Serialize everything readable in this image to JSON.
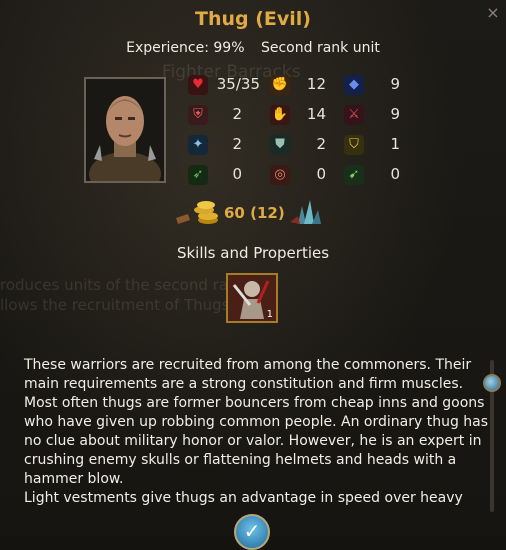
{
  "window": {
    "title": "Thug (Evil)",
    "close_glyph": "×"
  },
  "background_ghost": {
    "building_title": "Fighter Barracks",
    "line1": "roduces units of the second rank.",
    "line2": "llows the recruitment of Thugs."
  },
  "unit": {
    "experience_label": "Experience: 99%",
    "rank_label": "Second rank unit",
    "portrait_icon": "thug-portrait"
  },
  "stats": [
    [
      {
        "icon": "heart-icon",
        "color": "#d0212b",
        "value": "35/35"
      },
      {
        "icon": "fist-icon",
        "color": "#d86a2a",
        "value": "12"
      },
      {
        "icon": "blue-book-icon",
        "color": "#2a55c8",
        "value": "9"
      }
    ],
    [
      {
        "icon": "shield-strike-icon",
        "color": "#c84040",
        "value": "2"
      },
      {
        "icon": "red-gauntlet-icon",
        "color": "#c8402a",
        "value": "14"
      },
      {
        "icon": "crossed-swords-icon",
        "color": "#a53838",
        "value": "9"
      }
    ],
    [
      {
        "icon": "ice-axe-icon",
        "color": "#5a9abf",
        "value": "2"
      },
      {
        "icon": "spear-shield-icon",
        "color": "#7a9a8a",
        "value": "2"
      },
      {
        "icon": "gold-shield-icon",
        "color": "#d0b040",
        "value": "1"
      }
    ],
    [
      {
        "icon": "green-bow-icon",
        "color": "#3f8a3a",
        "value": "0"
      },
      {
        "icon": "target-icon",
        "color": "#b84a3a",
        "value": "0"
      },
      {
        "icon": "green-arrows-icon",
        "color": "#4f9f35",
        "value": "0"
      }
    ]
  ],
  "cost": {
    "gold_icon": "gold-coins-icon",
    "crystal_icon": "crystal-icon",
    "value": "60 (12)"
  },
  "skills": {
    "title": "Skills and Properties",
    "items": [
      {
        "icon": "warrior-skill-icon",
        "badge": "1"
      }
    ]
  },
  "description": {
    "paragraph1": "These warriors are recruited from among the commoners. Their main requirements are a strong constitution and firm muscles. Most often thugs are former bouncers from cheap inns and goons who have given up robbing common people. An ordinary thug has no clue about military honor or valor. However, he is an expert in crushing enemy skulls or flattening helmets and heads with a hammer blow.",
    "paragraph2": "Light vestments give thugs an advantage in speed over heavy"
  },
  "confirm": {
    "glyph": "✓"
  }
}
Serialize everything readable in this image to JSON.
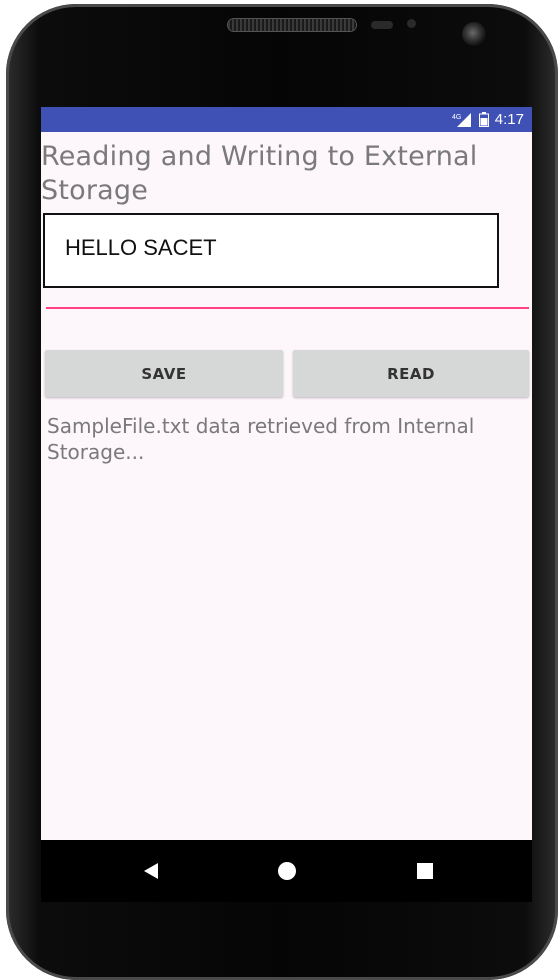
{
  "status_bar": {
    "network": "4G",
    "time": "4:17"
  },
  "app": {
    "title": "Reading and Writing to External Storage",
    "text_box_value": "HELLO SACET",
    "input_value": "",
    "save_label": "SAVE",
    "read_label": "READ",
    "result_message": "SampleFile.txt data retrieved from Internal Storage..."
  },
  "navigation": {
    "back_icon": "back-triangle-icon",
    "home_icon": "home-circle-icon",
    "recents_icon": "recents-square-icon"
  },
  "colors": {
    "status_bar": "#3f51b5",
    "accent": "#ff4081",
    "button": "#d6d7d7",
    "screen_bg": "#fdf6fb"
  }
}
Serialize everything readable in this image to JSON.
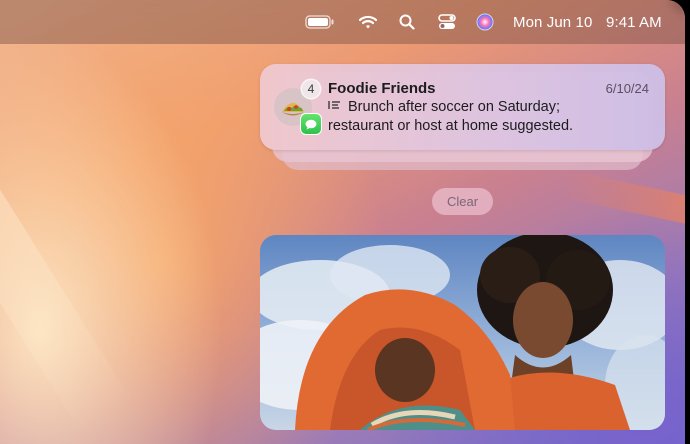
{
  "menubar": {
    "date": "Mon Jun 10",
    "time": "9:41 AM",
    "icons": [
      "battery-icon",
      "wifi-icon",
      "search-icon",
      "control-center-icon",
      "siri-icon"
    ]
  },
  "notification": {
    "group_count": "4",
    "title": "Foodie Friends",
    "date": "6/10/24",
    "summary_line1": "Brunch after soccer on Saturday;",
    "summary_line2": "restaurant or host at home suggested.",
    "app_icon": "messages-icon",
    "avatar_emoji": "🌮"
  },
  "clear_label": "Clear",
  "colors": {
    "accent_green": "#34c759",
    "card_pink": "#f0c8cd",
    "orange_cloth": "#e0602a"
  }
}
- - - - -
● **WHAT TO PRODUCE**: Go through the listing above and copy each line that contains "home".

● **TASK ANSWER**:
    "home_icon": "home-circle-icon",
    "summary_line2": "restaurant or host at home suggested.",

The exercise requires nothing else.